Approximately 150 people turned up at the meeting at the Croke Park suite. Ireland's Future published a letter in The Irish Times earlier this month signed by more than 1,000 people from Ireland and the United States, calling for a Citizens' Assembly in advance of a border poll.
Senator Frances Black said the prospect of a united Ireland is "not a radical proposal. This is something that we need to be able to talk about openly, honestly and without fear. It's not a taboo subject anymore and includes everybody on this island. It is not something that should be party political".
She said Irish people had a tendency to “simply stick our head in the sands” over issues such as abortion, but the referendum on the Eighth Amendment showed what could be done when difficult issues were confronted.
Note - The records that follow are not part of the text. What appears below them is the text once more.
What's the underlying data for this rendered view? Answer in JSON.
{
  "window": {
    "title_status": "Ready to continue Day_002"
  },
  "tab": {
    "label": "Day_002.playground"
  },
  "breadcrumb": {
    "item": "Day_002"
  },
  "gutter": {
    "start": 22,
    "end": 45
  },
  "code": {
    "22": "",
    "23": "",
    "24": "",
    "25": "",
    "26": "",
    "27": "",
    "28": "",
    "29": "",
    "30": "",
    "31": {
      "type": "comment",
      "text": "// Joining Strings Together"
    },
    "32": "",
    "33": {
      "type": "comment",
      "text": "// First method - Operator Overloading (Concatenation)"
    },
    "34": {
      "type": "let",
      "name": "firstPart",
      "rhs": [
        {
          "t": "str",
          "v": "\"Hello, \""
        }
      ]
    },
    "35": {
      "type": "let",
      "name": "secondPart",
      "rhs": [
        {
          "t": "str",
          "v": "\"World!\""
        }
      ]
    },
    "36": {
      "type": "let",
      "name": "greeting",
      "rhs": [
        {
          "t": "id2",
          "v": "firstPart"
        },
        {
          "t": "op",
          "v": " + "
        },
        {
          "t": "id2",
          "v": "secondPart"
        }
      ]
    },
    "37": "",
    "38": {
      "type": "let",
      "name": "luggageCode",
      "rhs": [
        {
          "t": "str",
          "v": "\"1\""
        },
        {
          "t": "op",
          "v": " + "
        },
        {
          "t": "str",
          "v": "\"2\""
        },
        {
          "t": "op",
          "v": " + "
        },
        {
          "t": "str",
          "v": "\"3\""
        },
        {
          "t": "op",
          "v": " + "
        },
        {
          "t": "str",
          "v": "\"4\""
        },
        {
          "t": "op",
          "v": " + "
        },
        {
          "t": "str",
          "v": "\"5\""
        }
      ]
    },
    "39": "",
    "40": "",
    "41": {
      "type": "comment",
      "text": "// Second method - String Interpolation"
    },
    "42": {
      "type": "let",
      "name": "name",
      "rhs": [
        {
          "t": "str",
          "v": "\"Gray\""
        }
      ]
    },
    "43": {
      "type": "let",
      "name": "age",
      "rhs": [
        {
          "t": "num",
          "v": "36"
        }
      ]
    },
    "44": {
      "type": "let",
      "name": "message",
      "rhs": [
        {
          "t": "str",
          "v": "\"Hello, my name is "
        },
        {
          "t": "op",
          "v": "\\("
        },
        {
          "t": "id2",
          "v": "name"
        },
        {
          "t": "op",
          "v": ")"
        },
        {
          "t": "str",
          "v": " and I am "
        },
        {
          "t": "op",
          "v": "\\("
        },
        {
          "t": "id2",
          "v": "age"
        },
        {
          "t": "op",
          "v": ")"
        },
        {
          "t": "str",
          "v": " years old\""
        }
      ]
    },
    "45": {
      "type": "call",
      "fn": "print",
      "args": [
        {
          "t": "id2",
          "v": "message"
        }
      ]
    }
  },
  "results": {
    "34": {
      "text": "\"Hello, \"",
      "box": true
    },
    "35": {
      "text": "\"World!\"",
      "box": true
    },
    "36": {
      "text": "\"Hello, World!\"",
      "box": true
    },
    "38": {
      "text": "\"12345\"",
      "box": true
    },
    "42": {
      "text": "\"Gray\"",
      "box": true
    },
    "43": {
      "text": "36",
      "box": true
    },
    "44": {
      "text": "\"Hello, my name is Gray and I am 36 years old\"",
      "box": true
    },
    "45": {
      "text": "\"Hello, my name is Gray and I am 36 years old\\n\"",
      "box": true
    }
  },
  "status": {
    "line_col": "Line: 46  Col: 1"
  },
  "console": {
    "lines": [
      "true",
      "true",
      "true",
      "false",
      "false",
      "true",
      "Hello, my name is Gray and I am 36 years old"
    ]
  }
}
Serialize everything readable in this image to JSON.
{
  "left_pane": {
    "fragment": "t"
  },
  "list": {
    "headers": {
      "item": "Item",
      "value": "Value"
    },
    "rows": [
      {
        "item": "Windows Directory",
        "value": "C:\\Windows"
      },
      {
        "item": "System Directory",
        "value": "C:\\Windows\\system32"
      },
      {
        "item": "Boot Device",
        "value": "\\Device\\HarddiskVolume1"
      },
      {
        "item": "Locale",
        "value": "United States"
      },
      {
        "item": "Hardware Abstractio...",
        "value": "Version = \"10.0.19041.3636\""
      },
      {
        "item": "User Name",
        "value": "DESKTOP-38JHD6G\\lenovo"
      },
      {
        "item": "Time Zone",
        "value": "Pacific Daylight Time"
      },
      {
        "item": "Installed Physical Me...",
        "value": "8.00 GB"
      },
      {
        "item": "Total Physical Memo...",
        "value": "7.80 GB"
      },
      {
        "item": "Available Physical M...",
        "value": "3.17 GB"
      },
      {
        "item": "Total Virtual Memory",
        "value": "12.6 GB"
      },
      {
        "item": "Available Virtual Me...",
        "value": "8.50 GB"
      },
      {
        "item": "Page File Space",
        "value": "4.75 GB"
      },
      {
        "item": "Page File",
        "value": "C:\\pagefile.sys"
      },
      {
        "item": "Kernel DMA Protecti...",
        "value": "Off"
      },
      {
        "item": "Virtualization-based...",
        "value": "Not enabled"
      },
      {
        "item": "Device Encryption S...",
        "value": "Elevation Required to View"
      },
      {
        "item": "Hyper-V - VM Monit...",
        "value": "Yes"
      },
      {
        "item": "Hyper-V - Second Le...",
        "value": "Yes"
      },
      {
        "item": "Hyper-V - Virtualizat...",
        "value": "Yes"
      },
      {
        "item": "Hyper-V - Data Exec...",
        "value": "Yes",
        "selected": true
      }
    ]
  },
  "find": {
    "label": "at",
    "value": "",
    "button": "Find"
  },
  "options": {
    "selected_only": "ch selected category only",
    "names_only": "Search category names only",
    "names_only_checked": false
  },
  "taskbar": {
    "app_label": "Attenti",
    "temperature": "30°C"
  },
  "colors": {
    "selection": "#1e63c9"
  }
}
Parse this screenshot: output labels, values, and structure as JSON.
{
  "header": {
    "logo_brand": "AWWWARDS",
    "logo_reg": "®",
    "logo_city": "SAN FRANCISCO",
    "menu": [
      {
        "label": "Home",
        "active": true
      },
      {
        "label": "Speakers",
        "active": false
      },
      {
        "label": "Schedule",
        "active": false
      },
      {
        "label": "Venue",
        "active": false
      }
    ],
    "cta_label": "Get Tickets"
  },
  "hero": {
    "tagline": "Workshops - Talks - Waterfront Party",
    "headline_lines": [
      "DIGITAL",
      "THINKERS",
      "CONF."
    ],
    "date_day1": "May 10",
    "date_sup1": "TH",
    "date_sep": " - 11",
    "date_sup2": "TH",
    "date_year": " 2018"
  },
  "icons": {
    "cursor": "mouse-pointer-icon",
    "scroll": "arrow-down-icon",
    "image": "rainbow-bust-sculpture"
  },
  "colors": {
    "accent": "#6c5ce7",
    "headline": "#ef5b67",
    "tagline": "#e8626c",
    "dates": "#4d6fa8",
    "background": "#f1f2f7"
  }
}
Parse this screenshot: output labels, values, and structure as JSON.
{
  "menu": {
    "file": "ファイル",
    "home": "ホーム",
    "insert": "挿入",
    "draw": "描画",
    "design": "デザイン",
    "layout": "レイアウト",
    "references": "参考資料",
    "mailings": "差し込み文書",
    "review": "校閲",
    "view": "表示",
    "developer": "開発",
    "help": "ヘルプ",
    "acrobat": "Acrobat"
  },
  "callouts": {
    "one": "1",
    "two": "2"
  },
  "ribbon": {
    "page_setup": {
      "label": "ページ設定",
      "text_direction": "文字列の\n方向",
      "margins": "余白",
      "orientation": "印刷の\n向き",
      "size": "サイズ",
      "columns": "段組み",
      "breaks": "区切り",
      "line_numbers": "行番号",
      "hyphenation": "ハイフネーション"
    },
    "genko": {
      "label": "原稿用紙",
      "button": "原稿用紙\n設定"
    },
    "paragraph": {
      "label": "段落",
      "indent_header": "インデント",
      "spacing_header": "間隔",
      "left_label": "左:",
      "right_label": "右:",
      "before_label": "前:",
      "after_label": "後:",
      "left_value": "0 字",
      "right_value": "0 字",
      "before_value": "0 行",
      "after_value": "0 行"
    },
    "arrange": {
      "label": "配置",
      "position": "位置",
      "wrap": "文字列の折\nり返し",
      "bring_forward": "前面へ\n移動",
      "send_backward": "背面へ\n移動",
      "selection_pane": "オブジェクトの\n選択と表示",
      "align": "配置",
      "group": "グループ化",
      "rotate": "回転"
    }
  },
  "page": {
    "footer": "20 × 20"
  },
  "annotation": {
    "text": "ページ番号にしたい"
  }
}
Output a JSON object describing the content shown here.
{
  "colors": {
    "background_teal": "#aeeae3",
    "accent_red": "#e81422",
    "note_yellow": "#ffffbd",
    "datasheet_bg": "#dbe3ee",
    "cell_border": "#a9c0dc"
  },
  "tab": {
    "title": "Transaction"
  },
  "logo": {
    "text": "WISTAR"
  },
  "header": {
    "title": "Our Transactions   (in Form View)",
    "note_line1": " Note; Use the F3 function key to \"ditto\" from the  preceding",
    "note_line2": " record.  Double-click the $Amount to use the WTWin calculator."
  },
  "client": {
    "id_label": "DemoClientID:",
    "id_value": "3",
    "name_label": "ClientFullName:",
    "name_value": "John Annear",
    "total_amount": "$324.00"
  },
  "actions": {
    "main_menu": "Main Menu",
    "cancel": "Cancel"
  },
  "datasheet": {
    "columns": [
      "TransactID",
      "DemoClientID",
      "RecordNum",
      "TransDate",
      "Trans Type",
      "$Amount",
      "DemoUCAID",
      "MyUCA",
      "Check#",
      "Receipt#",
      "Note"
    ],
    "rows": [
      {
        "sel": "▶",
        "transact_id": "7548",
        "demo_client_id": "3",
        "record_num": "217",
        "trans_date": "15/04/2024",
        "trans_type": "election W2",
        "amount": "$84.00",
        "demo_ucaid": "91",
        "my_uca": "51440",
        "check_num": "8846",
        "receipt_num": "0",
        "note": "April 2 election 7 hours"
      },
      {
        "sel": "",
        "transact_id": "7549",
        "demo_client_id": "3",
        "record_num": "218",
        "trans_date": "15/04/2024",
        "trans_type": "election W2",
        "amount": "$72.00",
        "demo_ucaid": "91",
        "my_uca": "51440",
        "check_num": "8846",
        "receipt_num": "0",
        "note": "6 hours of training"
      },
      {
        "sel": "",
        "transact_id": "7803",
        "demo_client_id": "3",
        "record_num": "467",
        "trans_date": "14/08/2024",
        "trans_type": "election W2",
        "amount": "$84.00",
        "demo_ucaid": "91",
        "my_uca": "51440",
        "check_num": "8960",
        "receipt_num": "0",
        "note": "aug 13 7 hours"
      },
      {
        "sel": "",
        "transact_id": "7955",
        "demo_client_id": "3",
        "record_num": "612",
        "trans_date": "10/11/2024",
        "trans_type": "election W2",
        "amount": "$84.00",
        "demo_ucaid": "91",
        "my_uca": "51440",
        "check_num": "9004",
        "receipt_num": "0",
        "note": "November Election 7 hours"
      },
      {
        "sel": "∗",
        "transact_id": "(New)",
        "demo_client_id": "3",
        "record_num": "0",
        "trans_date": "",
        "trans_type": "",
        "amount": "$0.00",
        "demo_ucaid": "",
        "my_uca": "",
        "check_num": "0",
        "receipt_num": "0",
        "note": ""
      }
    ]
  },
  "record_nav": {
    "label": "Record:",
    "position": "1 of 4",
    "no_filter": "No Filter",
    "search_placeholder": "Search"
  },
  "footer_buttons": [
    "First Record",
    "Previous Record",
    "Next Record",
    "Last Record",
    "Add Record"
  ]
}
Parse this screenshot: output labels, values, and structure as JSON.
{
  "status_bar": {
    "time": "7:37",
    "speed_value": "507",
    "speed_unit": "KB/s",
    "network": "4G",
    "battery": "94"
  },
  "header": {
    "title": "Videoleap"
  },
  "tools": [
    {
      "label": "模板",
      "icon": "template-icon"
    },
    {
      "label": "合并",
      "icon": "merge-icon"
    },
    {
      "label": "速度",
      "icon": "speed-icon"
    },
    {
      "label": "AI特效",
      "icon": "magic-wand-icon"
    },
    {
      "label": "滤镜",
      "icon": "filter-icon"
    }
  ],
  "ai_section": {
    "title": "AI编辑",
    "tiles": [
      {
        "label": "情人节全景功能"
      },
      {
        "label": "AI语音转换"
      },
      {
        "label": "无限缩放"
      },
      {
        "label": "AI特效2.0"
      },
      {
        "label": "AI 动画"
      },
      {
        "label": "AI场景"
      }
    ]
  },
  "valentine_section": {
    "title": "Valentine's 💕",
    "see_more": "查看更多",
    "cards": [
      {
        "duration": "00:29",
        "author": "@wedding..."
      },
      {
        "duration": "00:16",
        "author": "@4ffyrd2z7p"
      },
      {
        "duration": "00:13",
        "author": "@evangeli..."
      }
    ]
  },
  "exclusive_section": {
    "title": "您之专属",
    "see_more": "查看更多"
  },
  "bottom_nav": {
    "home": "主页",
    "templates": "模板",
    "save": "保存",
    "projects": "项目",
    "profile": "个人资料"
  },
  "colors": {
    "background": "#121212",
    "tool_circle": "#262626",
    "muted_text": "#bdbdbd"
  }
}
Former Victims’ Commissioner Patricia MacBride said a Citizens’ Assembly is a way of engaging all levels of society without political parties being involved.
“You start with the vision and then you plan the journey. Where do you want to be in terms of your health service, your education service and social care. What are the things we want to see in the country we call home?” she said.
“It’s an opportunity for participatory democracy and for people to ask, ‘what kind of a society do we want?’ We cannot say what the endgame will be. We don’t know what the best model of governance in a new Ireland would be.”
Campaigner Ailbhe Smyth said the lessons from the abortion referendum were that campaigners should confront the fears that people have. She said engaging with people showed that the “sky wouldn’t fall in” and contributed to the vote that repealed the Eighth Amendment.
Queens University Belfast Professor of Law Colin Harvey proposed a date of May 22nd, 2023 as the date for a border poll in both the North and the Republic. That date would be 25 years on from the referendum ratifying the Good Friday Agreement.
He said putting a timeframe on the proposal would concentrate minds. He suggested that it cannot be just up to the Secretary of State for Northern Ireland to decide on when to call a border poll and the Irish Government must also be involved.
“We are the sensible and the responsible people in the room who are planning for change,” he said.